Marcelo Pace feels privileged by knowing him. “It is very hard to lose a friend. But one realizes that the loss is not entire, as we keep parts of the beloved person with us. I met Pieter in Vienna during the IBC in 2005. I was a graduate student then, starting my MSc. I approached him and said: ’It is an enormous pleasure to meet you, I am a huge fan of your articles’, to which he responded ’the pleasure is all mine’. Following I said: ‘I am learning so much’, and he humbly responded ‘Aren’t we all?’ To a graduate student, a renowned Professor to say these words was unimaginable. I had the privilege to be his student, friend and colleague. He hosted me in his house more than once, we met in Brazil and Mexico several times, and we had a great time working on the Bark List in both Brotas (Brazil) and Madison Wisconsin (USA). One would walk with him, say the name of a plant, i.e., a Bignoniaceae Brazilian tree, and he would say ‘Am I thinking of paratracheal axial parenchyma, all storied elements, homocellular rays?’. Every minute with him was both a joy and a learning experience.
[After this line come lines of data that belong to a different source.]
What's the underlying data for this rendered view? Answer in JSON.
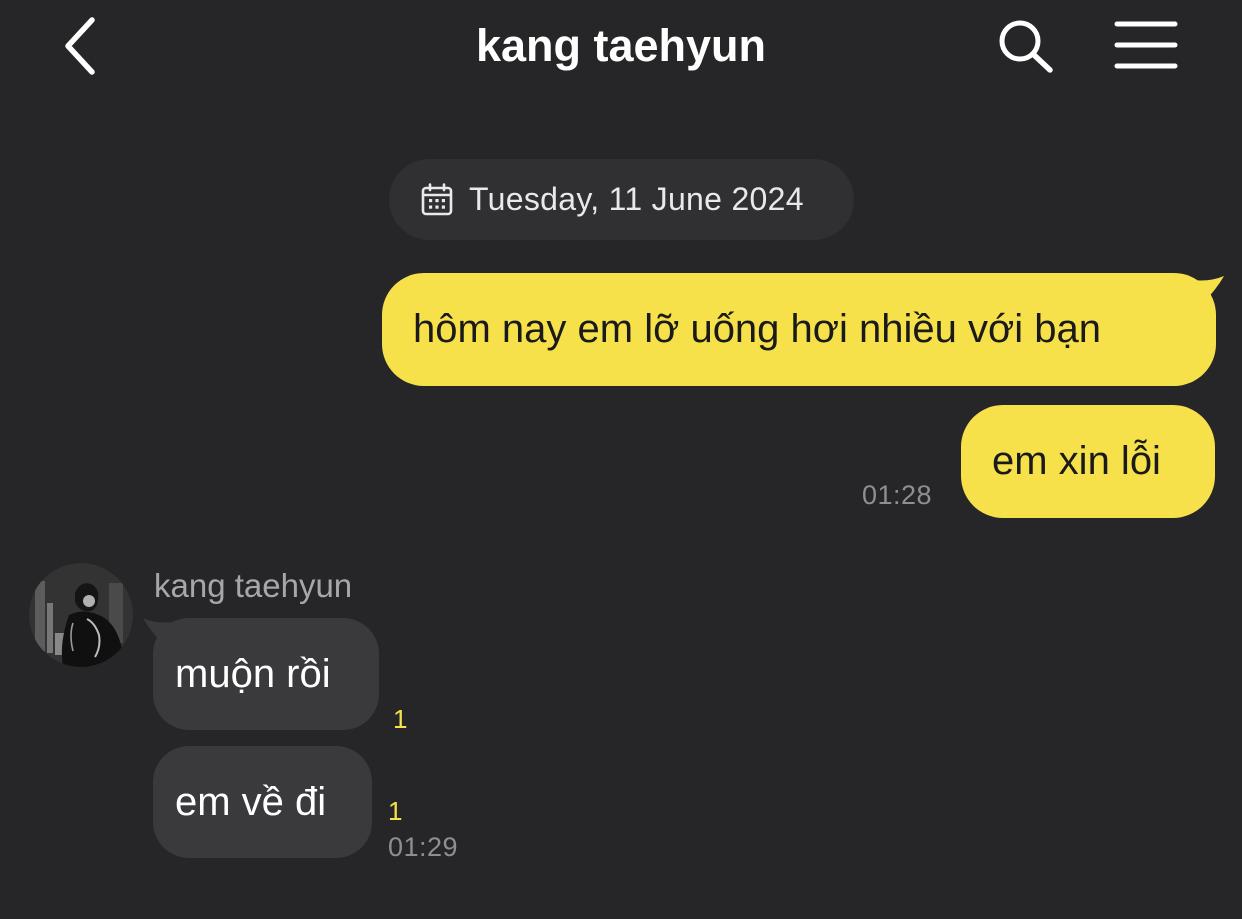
{
  "header": {
    "title": "kang taehyun",
    "back_icon": "chevron-left-icon",
    "search_icon": "search-icon",
    "menu_icon": "hamburger-menu-icon"
  },
  "date_divider": {
    "icon": "calendar-icon",
    "text": "Tuesday, 11 June 2024"
  },
  "messages_out": [
    {
      "text": "hôm nay em lỡ uống hơi nhiều với bạn"
    },
    {
      "text": "em xin lỗi",
      "time": "01:28"
    }
  ],
  "incoming": {
    "sender": "kang taehyun",
    "avatar_icon": "profile-photo",
    "messages": [
      {
        "text": "muộn rồi",
        "unread": "1"
      },
      {
        "text": "em về đi",
        "unread": "1",
        "time": "01:29"
      }
    ]
  },
  "colors": {
    "background": "#262628",
    "outgoing_bubble": "#f7e14a",
    "incoming_bubble": "#3a3a3d",
    "date_pill": "#303033",
    "unread_count": "#f7e14a",
    "timestamp": "#8e8e93"
  }
}
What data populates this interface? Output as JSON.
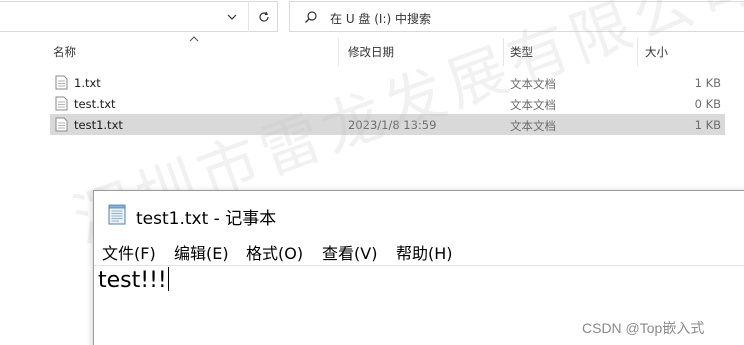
{
  "explorer": {
    "search_placeholder": "在 U 盘 (I:) 中搜索",
    "columns": {
      "name": "名称",
      "modified": "修改日期",
      "type": "类型",
      "size": "大小"
    },
    "files": [
      {
        "name": "1.txt",
        "modified": "",
        "type": "文本文档",
        "size": "1 KB"
      },
      {
        "name": "test.txt",
        "modified": "",
        "type": "文本文档",
        "size": "0 KB"
      },
      {
        "name": "test1.txt",
        "modified": "2023/1/8 13:59",
        "type": "文本文档",
        "size": "1 KB"
      }
    ]
  },
  "notepad": {
    "title": "test1.txt - 记事本",
    "menu": [
      "文件(F)",
      "编辑(E)",
      "格式(O)",
      "查看(V)",
      "帮助(H)"
    ],
    "content": "test!!!"
  },
  "watermarks": {
    "diagonal": "深圳市雷龙发展有限公司",
    "footer": "CSDN @Top嵌入式"
  }
}
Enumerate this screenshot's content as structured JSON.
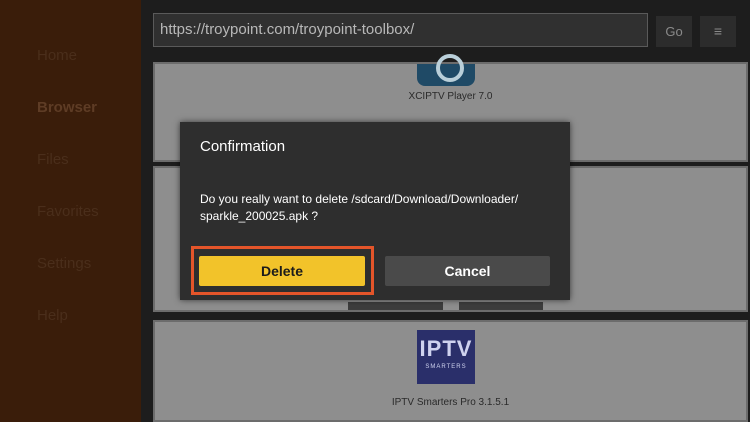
{
  "sidebar": {
    "items": [
      {
        "label": "Home"
      },
      {
        "label": "Browser"
      },
      {
        "label": "Files"
      },
      {
        "label": "Favorites"
      },
      {
        "label": "Settings"
      },
      {
        "label": "Help"
      }
    ],
    "active": "Browser"
  },
  "topbar": {
    "url": "https://troypoint.com/troypoint-toolbox/",
    "go_label": "Go",
    "menu_icon": "≡"
  },
  "list": {
    "items": [
      {
        "caption": "XCIPTV Player 7.0",
        "icon": "xciptv-icon"
      },
      {
        "caption": "IPTV Smarters Pro 3.1.5.1",
        "icon": "iptv-smarters-icon",
        "icon_text": "IPTV",
        "icon_subtext": "SMARTERS"
      }
    ]
  },
  "dialog": {
    "title": "Confirmation",
    "message": "Do you really want to delete /sdcard/Download/Downloader/ sparkle_200025.apk ?",
    "delete_label": "Delete",
    "cancel_label": "Cancel"
  },
  "colors": {
    "accent": "#f2c32a",
    "highlight": "#e4552a",
    "sidebar_bg": "#3a1d0a",
    "dialog_bg": "#2e2e2e"
  }
}
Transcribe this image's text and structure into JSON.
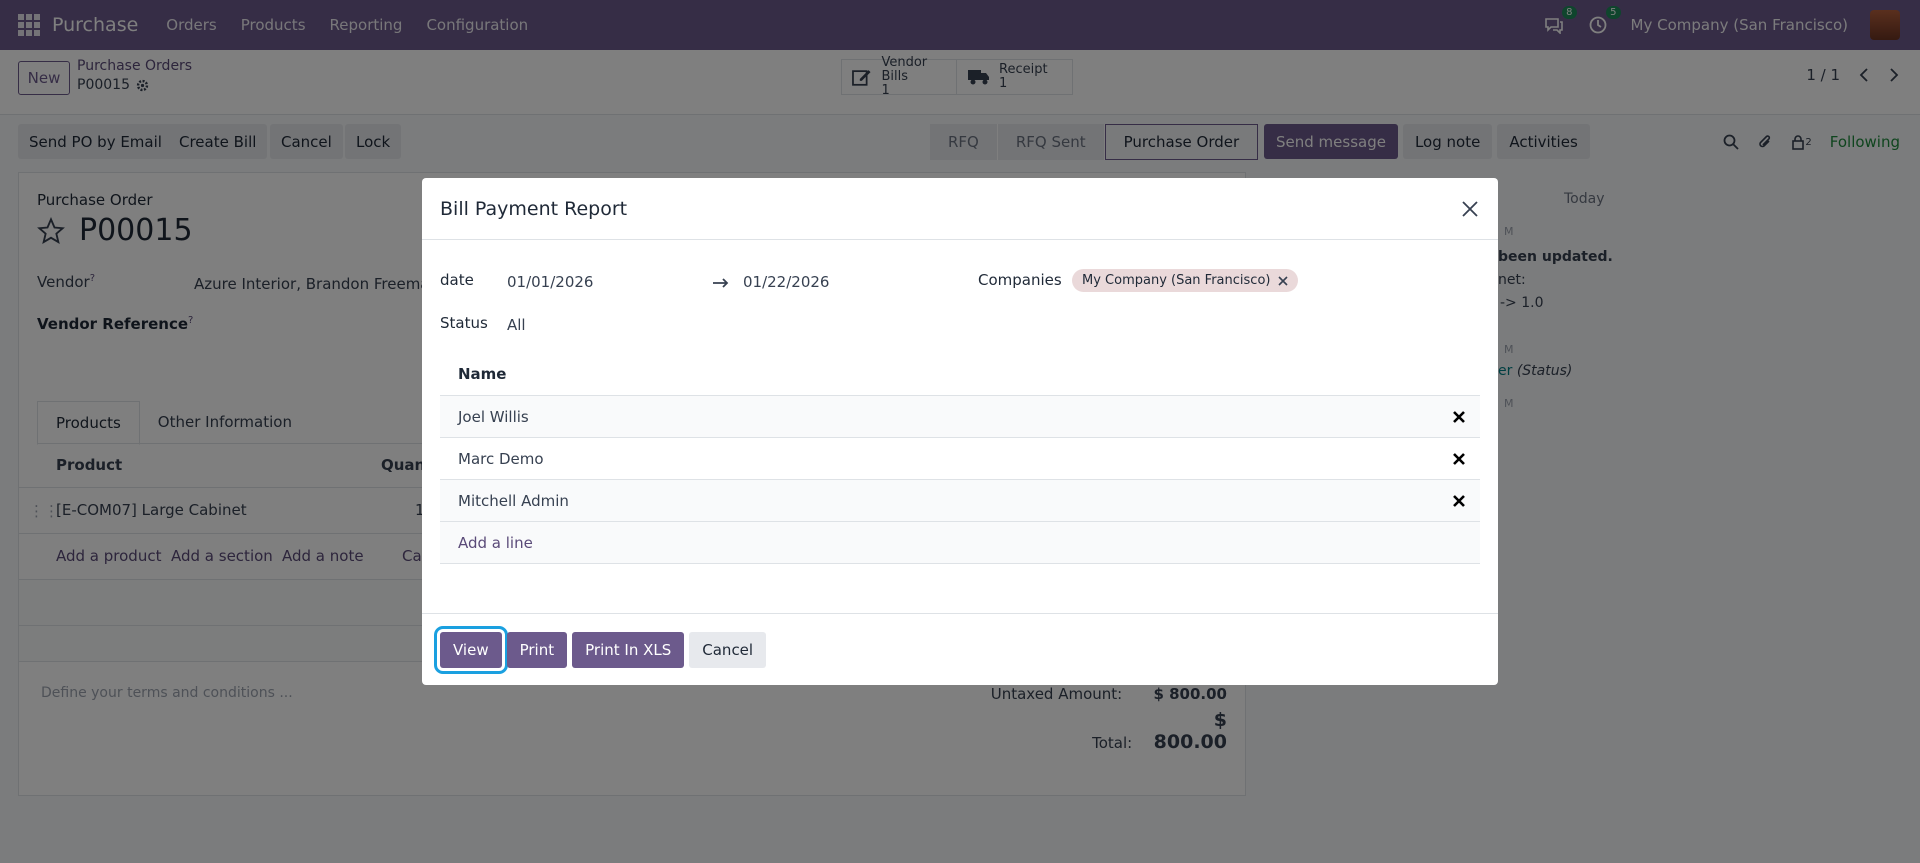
{
  "navbar": {
    "app_name": "Purchase",
    "menu": [
      "Orders",
      "Products",
      "Reporting",
      "Configuration"
    ],
    "messages_badge": "8",
    "activities_badge": "5",
    "company": "My Company (San Francisco)"
  },
  "control": {
    "new_label": "New",
    "breadcrumb": "Purchase Orders",
    "record": "P00015",
    "smart_buttons": [
      {
        "label": "Vendor Bills",
        "count": "1",
        "icon": "edit-icon"
      },
      {
        "label": "Receipt",
        "count": "1",
        "icon": "truck-icon"
      }
    ],
    "pager": "1 / 1"
  },
  "status_bar": {
    "buttons": [
      "Send PO by Email",
      "Create Bill",
      "Cancel",
      "Lock"
    ],
    "stages": [
      "RFQ",
      "RFQ Sent",
      "Purchase Order"
    ],
    "active_stage": "Purchase Order"
  },
  "chatter": {
    "send_message": "Send message",
    "log_note": "Log note",
    "activities": "Activities",
    "followers_count": "2",
    "following": "Following",
    "today": "Today",
    "line1": "been updated.",
    "line2": "net:",
    "line3": "-> 1.0",
    "line4": "er",
    "line4b": "(Status)",
    "time1": "M",
    "time2": "M",
    "time3": "M"
  },
  "form": {
    "doc_type": "Purchase Order",
    "name": "P00015",
    "vendor_label": "Vendor",
    "vendor_value": "Azure Interior, Brandon Freeman",
    "vendor_ref_label": "Vendor Reference",
    "tooltip_mark": "?",
    "tabs": [
      "Products",
      "Other Information"
    ],
    "col_product": "Product",
    "col_quantity": "Quant",
    "line_product": "[E-COM07] Large Cabinet",
    "line_qty": "1",
    "add_product": "Add a product",
    "add_section": "Add a section",
    "add_note": "Add a note",
    "catalog": "Ca",
    "terms_placeholder": "Define your terms and conditions ...",
    "untaxed_label": "Untaxed Amount:",
    "untaxed_value": "$ 800.00",
    "total_label": "Total:",
    "total_value": "$ 800.00"
  },
  "modal": {
    "title": "Bill Payment Report",
    "date_label": "date",
    "date_from": "01/01/2026",
    "date_to": "01/22/2026",
    "companies_label": "Companies",
    "company_tag": "My Company (San Francisco)",
    "status_label": "Status",
    "status_value": "All",
    "table_header": "Name",
    "rows": [
      "Joel Willis",
      "Marc Demo",
      "Mitchell Admin"
    ],
    "add_line": "Add a line",
    "buttons": {
      "view": "View",
      "print": "Print",
      "print_xls": "Print In XLS",
      "cancel": "Cancel"
    }
  },
  "colors": {
    "brand": "#6c5a8c",
    "focus": "#1aa0e0",
    "following": "#1e8a3c"
  }
}
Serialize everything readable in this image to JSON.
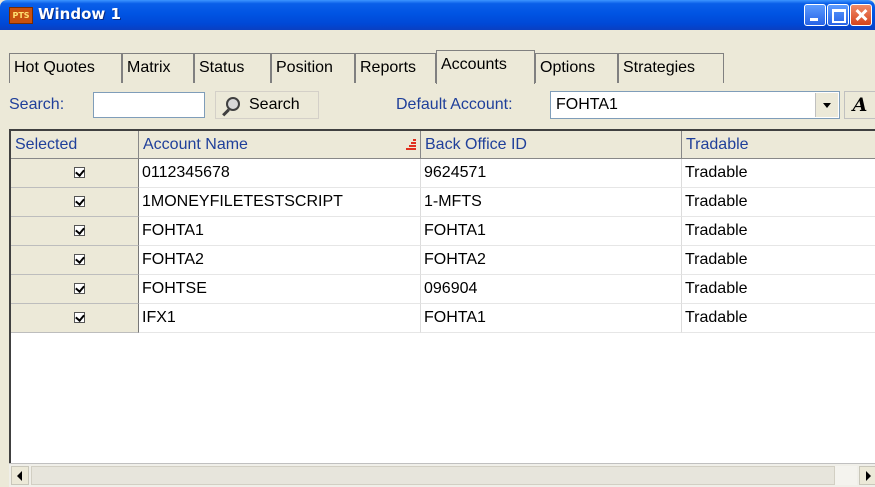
{
  "window": {
    "title": "Window 1",
    "app_icon_text": "PTS"
  },
  "tabs": [
    {
      "label": "Hot Quotes"
    },
    {
      "label": "Matrix"
    },
    {
      "label": "Status"
    },
    {
      "label": "Position"
    },
    {
      "label": "Reports"
    },
    {
      "label": "Accounts",
      "active": true
    },
    {
      "label": "Options"
    },
    {
      "label": "Strategies"
    }
  ],
  "toolbar": {
    "search_label": "Search:",
    "search_value": "",
    "search_button_label": "Search",
    "default_account_label": "Default Account:",
    "default_account_value": "FOHTA1",
    "font_button_label": "A"
  },
  "table": {
    "columns": [
      "Selected",
      "Account Name",
      "Back Office ID",
      "Tradable"
    ],
    "sorted_column": "Account Name",
    "rows": [
      {
        "selected": true,
        "account_name": "0112345678",
        "back_office_id": "9624571",
        "tradable": "Tradable"
      },
      {
        "selected": true,
        "account_name": "1MONEYFILETESTSCRIPT",
        "back_office_id": "1-MFTS",
        "tradable": "Tradable"
      },
      {
        "selected": true,
        "account_name": "FOHTA1",
        "back_office_id": "FOHTA1",
        "tradable": "Tradable"
      },
      {
        "selected": true,
        "account_name": "FOHTA2",
        "back_office_id": "FOHTA2",
        "tradable": "Tradable"
      },
      {
        "selected": true,
        "account_name": "FOHTSE",
        "back_office_id": "096904",
        "tradable": "Tradable"
      },
      {
        "selected": true,
        "account_name": "IFX1",
        "back_office_id": "FOHTA1",
        "tradable": "Tradable"
      }
    ]
  },
  "colors": {
    "title_bar": "#0054e3",
    "header_text": "#1f3f9a",
    "sort_icon": "#e0301e"
  }
}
Pieter was fundamental to my career, as he made recommendation letters that led to where I am now. He also trusted me (and Lloyd) to follow him as editors-in-chief of the IAWA Journal, something huge giving his love and dedication to our Journal. I can’t say how much I am thankful to him, and how much I miss sending him an email and getting an immediate response. His absence is still hard to grasp, but I know he will be with us forever.”  

As an internationally renowned wood scientist, Prof. Dr. Baas has made irreplaceable contributions to the academic progress and long-standing friendships of our IAWA family. He was enormously helpful in supporting and training young students and early-career researchers in wood anatomy around the world. He worked tirelessly and strenuously throughout his life. With Pieter’s passing, the IAWA has lost a remarkable member. All his work for IAWA and its members will long be respected and remembered. We will miss him very much.

Elisabeth Wheeler, Lloyd Donaldson, Peter Gasson,
Frederic Lens, Marcelo Pace and Yafang Yin